Transvestic fetishism
SymptomsExcessive sexual or erotic interest in cross-dressing

Transvestic fetishism is a psychiatric diagnosis applied to men who are thought to have an excessive sexual or erotic interest in cross-dressing; this interest is often expressed in autoerotic behavior. It differs from cross-dressing for entertainment or other purposes that do not involve sexual arousal. Under the name transvestic disorder, it is categorized as a paraphilia in the DSM-5.[1]


The DSM-5 states that adolescent and adult males with late-onset gender dysphoria "frequently engage in transvestic behavior with sexual excitement."[2] "Habitual fetishistic transvestism developing into autogynephilia" is given as a risk factor for gender dysphoria to develop.

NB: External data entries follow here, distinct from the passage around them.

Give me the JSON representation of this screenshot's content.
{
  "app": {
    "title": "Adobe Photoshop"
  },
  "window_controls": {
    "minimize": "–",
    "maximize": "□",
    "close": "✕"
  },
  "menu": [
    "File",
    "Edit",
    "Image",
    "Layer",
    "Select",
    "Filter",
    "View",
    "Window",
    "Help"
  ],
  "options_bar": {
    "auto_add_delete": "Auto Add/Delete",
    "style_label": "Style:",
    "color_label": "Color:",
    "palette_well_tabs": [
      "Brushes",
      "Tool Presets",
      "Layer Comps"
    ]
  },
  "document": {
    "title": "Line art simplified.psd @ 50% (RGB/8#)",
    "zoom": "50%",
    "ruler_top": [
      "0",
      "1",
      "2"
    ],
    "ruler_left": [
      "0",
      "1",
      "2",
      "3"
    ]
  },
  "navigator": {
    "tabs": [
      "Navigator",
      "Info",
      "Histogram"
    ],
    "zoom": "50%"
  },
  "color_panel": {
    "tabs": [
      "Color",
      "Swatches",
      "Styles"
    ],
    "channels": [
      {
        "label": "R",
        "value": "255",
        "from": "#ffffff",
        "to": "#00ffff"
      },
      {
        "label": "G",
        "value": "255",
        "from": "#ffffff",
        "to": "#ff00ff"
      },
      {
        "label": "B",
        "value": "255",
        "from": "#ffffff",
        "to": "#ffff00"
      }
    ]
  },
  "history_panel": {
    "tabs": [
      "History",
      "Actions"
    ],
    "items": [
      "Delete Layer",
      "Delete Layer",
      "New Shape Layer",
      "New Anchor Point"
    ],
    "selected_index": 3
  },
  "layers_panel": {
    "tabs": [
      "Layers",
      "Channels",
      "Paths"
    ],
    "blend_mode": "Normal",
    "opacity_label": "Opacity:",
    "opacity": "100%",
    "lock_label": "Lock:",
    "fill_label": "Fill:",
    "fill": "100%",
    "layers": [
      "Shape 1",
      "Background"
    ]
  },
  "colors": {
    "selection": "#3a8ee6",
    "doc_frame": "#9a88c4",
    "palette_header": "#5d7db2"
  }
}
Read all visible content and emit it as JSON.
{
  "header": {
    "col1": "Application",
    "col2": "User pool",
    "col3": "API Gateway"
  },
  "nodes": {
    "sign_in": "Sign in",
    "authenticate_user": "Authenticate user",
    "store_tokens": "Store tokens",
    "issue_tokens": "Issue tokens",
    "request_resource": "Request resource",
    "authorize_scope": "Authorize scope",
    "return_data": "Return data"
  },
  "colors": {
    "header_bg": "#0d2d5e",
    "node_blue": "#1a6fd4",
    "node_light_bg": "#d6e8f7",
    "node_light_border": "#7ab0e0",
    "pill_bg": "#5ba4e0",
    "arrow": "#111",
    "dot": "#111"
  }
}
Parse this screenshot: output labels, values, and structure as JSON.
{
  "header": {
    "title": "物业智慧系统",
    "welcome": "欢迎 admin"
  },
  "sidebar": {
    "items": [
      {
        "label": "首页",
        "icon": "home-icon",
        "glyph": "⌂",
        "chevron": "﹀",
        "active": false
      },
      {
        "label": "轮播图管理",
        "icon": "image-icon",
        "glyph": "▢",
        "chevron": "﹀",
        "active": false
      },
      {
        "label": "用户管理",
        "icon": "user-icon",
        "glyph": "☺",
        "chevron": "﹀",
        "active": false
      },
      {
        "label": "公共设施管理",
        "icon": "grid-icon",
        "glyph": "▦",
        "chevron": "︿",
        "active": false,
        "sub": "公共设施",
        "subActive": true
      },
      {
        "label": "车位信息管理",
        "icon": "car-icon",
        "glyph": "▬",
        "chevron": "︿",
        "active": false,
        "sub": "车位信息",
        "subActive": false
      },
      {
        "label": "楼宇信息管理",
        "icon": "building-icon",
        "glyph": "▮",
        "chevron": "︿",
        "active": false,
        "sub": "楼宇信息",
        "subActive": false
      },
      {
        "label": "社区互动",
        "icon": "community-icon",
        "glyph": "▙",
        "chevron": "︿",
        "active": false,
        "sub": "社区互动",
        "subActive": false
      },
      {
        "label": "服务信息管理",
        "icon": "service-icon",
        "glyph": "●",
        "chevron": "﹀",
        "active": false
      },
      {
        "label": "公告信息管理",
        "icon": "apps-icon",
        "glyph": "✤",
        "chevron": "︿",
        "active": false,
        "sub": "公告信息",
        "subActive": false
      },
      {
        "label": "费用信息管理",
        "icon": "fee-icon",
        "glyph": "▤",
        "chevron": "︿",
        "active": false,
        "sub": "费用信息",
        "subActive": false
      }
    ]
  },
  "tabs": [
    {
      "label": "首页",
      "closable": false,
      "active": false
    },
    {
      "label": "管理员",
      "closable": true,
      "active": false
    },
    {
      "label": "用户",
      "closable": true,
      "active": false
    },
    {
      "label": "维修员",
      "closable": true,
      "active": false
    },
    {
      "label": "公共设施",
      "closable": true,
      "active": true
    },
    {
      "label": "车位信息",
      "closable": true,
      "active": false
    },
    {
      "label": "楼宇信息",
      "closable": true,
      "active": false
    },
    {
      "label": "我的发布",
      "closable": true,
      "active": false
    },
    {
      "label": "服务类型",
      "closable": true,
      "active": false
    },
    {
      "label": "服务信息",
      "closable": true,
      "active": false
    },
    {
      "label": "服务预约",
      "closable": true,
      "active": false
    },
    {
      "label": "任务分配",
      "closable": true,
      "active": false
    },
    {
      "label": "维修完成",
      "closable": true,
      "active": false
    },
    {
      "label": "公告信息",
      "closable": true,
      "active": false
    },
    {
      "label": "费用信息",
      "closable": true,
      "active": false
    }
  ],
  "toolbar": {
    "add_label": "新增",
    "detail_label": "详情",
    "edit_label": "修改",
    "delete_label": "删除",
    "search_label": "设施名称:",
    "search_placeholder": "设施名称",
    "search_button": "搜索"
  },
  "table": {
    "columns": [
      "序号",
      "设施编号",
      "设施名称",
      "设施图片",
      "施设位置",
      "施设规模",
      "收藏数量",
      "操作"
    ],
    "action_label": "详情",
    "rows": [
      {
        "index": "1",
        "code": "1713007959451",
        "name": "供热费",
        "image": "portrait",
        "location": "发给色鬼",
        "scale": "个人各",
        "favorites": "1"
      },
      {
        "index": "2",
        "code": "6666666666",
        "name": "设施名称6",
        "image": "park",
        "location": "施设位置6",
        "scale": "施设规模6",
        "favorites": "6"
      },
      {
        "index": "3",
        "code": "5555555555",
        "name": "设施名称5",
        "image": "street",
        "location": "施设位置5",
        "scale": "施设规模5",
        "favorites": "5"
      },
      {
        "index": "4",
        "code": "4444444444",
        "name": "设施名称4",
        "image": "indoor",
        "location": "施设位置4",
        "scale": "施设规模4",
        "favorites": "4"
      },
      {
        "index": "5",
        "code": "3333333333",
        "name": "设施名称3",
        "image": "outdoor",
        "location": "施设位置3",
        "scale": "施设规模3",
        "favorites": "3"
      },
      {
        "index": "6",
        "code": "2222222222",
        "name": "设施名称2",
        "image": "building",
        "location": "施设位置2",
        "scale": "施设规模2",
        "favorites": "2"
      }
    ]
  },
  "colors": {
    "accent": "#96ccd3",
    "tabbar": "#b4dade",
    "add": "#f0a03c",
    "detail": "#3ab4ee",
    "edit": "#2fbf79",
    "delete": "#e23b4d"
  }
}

According to DSM-IV, this fetishism was limited to heterosexual men; however, the DSM-5 does not have this restriction, and opens it to women and men with this interest, regardless of their sexual orientation.[3] It is, however, usually documented in males.[4]

There are two key criteria before a psychiatric diagnosis of "transvestic fetishism" is made:[5]

  1. Individuals must be sexually aroused by the act of cross-dressing.
  2. Individuals must experience significant distress or impairment – socially or occupationally – because of their behavior.


See also: Clothing fetish

Some male transvestic fetishists collect women's clothing, e.g. panties, nightgowns, babydolls, bridal gowns, slips, petticoats, brassieres, and other types of nightwear, lingerie, stockings, pantyhose, shoes, and boots, items of a distinct feminine look and feel, especially of silk, satin and lace. They may dress in these feminine garments and take photographs of themselves while living out their fantasies.

See also


  1. ^ American Psychiatric Association (2013). Diagnostic and Statistical Manual of Mental Disorders (Fifth ed.). Arlington, VA: American Psychiatric Publishing. pp. 685–705. ISBN 978-0-89042-555-8.
  2. ^ Diagnostic and Statistical Manual of Mental Disorders (Fifth ed.). Arlington, VA: American Psychiatric Publishing. 2013. pp. 451–460. ISBN 978-0-89042-554-1.
  3. ^ DSM-5 Documents: Paraphilic Disorders Fact Sheet
  4. ^ Cowen P, Harrison P, Burns T (2012). Shorter Oxford Textbook of Psychiatry. OUP Oxford. p. 373. ISBN 978-0191626753.
  5. ^ American Psychiatric Association. (2000). Diagnostic and Statistical Manual of Mental Disorders (4th ed., text rev.). Washington, DC: American Psychiatric Publishing.